I started on this issue in my own listening partnerships. I got listening about how frustrating homework was, how intolerable my sons behavior was, especially when it was always topics I know he is good at and have seen him complete with ease! I got listening around how when I was his age homework was easy for me, so why did it have to be such a struggle for him? And finally, how I don’t like that homework even exists! It cuts into our family time in the evenings, and more often than not is IS as boring as my son says it is.
Next, I made a point to do Special Time with my son before my husband got home to do homework with him. Honestly I was happy to do Special Time in place of homework with my son, it was much more enjoyable. We would wrestle, or pillow fight, or play his favorite video game depending on what he would choose. I started to notice that homework time seemed to go much easier when he would get this extra connection. I saw these as little victories along the way, but still I found that writing homework of any kind continued to be a frustrating struggle.
One evening my son pulled out his spelling and writing assignments and asked for my help. He was already upset about the subject of the homework before he even pulled it out of his backpack. I asked him to read me the instructions while I was cooking something in the kitchen. He became more and more distracted and agitated. I told him it was time to stop playing with what he was playing with and sit down to focus on homework. “Then come help me!!” He screamed. He screamed this again, and I put down what I was doing to come in closer to him. He kept yelling “Help me! Help me!” over and over again, and the closer I got to him while offering my help with my words, the louder he yelled it. He was kicking and screaming on the floor and I just continued to say “I am here to help you,” while he continued to scream for help.
This went on for some time and I continued to stay close, holding a gentle arm around his baby brother to make sure he did not accidentally get kicked. I acknowledged that homework was frustrating, that he works really hard all day at school. He screamed and kicked, and cried a small amount. After a while his system began to settle down and relax. He turned to a toy to play with and I let him take his time to play and relax while I went back to the kitchen to cook dinner.
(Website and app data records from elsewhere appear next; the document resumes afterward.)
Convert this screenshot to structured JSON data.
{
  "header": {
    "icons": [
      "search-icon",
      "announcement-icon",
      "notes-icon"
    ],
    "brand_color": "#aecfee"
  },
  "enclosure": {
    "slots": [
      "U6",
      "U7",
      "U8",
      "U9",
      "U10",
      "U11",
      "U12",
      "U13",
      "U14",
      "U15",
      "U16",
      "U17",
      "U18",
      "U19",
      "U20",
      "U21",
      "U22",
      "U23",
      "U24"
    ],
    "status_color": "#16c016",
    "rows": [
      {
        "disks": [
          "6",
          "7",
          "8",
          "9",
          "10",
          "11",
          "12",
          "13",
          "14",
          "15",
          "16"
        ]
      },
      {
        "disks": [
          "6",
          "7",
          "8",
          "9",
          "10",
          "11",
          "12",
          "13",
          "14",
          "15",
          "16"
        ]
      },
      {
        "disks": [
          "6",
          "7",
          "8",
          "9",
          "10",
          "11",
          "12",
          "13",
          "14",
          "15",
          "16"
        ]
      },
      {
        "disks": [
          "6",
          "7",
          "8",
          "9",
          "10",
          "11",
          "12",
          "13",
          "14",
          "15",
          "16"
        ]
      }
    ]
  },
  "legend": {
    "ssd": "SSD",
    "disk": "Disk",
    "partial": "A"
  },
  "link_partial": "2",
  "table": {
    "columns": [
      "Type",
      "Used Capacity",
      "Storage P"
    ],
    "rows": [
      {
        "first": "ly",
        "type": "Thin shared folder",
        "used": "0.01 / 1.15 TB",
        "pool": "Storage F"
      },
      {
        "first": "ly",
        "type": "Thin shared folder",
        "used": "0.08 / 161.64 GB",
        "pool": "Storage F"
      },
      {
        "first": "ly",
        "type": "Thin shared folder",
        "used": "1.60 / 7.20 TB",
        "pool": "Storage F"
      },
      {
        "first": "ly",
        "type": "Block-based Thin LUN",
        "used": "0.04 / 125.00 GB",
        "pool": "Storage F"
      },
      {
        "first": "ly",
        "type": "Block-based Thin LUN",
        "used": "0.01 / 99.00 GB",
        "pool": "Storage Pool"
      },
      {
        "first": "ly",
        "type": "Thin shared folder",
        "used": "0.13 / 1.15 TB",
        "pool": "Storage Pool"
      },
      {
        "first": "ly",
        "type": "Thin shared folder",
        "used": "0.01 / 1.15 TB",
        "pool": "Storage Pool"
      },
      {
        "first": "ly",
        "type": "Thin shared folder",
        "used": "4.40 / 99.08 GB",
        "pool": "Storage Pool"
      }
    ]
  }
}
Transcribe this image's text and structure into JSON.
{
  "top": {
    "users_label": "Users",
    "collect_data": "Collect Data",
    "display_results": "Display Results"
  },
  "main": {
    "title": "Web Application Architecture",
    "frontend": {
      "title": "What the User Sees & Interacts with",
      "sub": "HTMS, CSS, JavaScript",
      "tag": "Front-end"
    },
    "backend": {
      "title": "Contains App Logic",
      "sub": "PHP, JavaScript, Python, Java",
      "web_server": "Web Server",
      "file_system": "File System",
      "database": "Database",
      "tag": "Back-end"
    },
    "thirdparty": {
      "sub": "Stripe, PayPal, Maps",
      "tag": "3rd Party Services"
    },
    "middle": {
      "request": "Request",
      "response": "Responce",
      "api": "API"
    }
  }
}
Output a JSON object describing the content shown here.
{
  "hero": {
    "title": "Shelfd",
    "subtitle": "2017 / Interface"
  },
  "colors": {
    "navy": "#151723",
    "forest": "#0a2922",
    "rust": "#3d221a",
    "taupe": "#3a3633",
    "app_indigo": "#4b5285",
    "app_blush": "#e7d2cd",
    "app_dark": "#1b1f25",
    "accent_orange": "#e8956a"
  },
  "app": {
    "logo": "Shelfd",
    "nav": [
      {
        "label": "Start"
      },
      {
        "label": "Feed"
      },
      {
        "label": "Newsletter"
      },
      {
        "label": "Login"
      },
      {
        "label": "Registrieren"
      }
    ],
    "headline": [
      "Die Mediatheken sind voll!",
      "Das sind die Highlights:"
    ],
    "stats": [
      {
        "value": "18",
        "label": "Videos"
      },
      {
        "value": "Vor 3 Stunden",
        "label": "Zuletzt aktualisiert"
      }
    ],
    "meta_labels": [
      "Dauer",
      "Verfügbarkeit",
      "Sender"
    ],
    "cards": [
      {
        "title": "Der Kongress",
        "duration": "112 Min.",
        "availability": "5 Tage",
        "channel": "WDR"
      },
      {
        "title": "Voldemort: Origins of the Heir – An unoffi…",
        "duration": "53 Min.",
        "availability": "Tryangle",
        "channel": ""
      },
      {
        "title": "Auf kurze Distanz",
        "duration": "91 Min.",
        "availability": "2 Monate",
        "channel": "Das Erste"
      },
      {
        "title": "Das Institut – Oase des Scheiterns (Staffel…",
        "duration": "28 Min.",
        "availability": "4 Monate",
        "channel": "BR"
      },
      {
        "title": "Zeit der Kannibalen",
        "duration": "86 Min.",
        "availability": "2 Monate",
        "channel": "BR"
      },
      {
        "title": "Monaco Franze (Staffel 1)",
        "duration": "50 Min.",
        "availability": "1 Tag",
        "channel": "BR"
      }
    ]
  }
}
By the time dinner was done, he had returned to the table and quietly completed his homework on his own. He was very proud of his work, and showed me each part. In these last few weeks, I have continued my connection tools all in combination, and it has meant that I have been able to help him with his homework. He now will often complete it before my husband gets home and we get extra time to play and connect as a whole family.
—Natalie Thiel, Certified Parenting by Connection Instructor
If you have challenges around homework or setting limits, consider our online Setting Limits and Building Cooperation course.